PROBLEM DETAILS
Determine the number of lines in these entries that hold the word "operator". Give the number and nothing more.

LISTED ENTRIES Start Marker

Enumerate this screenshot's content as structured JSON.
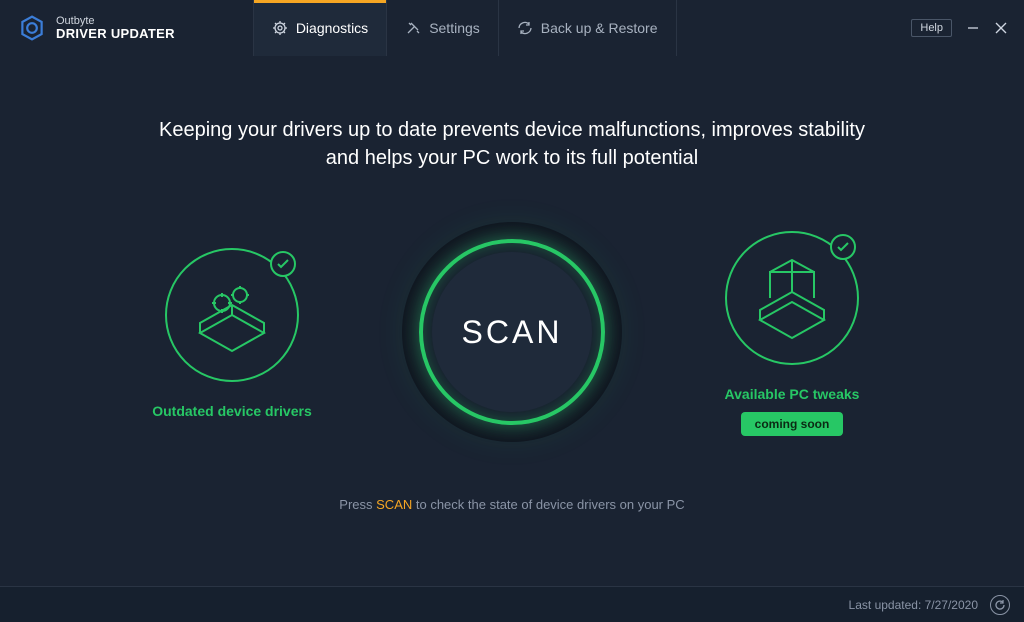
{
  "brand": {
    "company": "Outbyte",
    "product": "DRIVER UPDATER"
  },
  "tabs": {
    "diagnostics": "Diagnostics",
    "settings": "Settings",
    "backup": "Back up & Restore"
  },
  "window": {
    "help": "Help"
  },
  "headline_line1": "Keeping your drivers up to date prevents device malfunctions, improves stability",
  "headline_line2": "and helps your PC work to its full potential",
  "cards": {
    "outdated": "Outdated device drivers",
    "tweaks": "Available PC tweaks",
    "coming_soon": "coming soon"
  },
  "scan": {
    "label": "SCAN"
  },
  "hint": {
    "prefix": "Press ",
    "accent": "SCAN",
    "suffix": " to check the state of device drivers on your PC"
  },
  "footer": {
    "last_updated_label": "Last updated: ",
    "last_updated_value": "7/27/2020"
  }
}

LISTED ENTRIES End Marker
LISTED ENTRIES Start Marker

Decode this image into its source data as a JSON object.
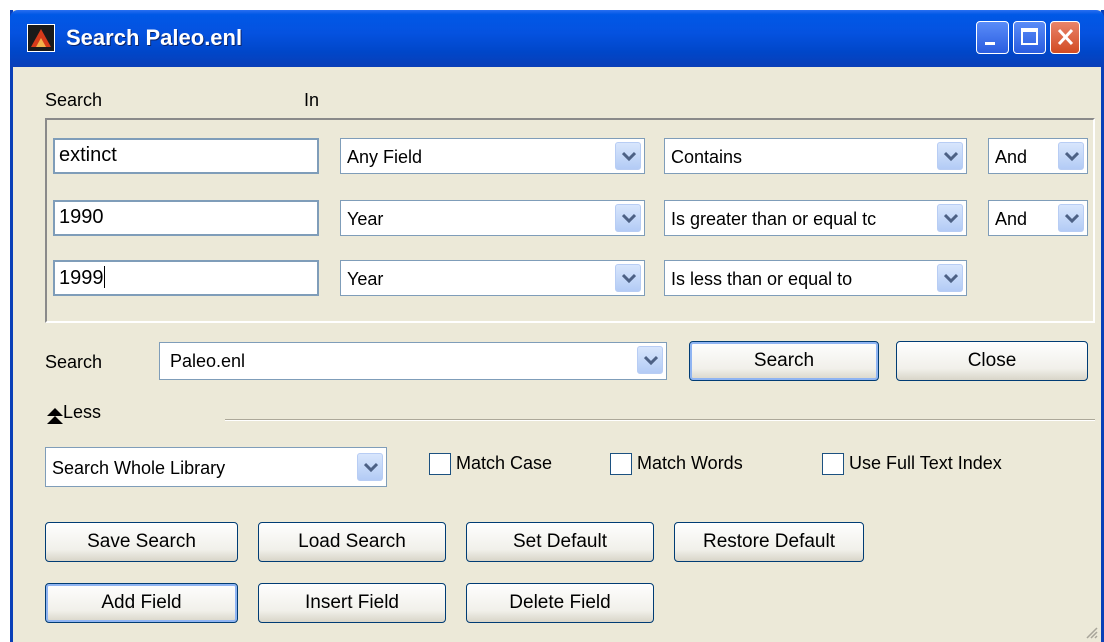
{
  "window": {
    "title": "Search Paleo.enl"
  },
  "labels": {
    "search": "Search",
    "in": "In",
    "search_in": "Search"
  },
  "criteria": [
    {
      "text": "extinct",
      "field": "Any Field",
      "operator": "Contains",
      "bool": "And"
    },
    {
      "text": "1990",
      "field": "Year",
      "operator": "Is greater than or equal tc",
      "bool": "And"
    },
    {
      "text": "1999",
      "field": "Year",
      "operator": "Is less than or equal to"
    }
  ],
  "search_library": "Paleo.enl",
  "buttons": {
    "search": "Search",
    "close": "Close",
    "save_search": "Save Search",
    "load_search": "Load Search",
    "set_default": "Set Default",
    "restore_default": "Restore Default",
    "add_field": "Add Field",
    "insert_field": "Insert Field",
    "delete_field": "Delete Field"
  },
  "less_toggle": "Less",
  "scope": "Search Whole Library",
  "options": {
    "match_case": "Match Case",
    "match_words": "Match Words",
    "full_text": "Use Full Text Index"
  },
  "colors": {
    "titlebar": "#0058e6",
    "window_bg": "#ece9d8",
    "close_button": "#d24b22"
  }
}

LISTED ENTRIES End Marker

REPLY TO THE TASK
3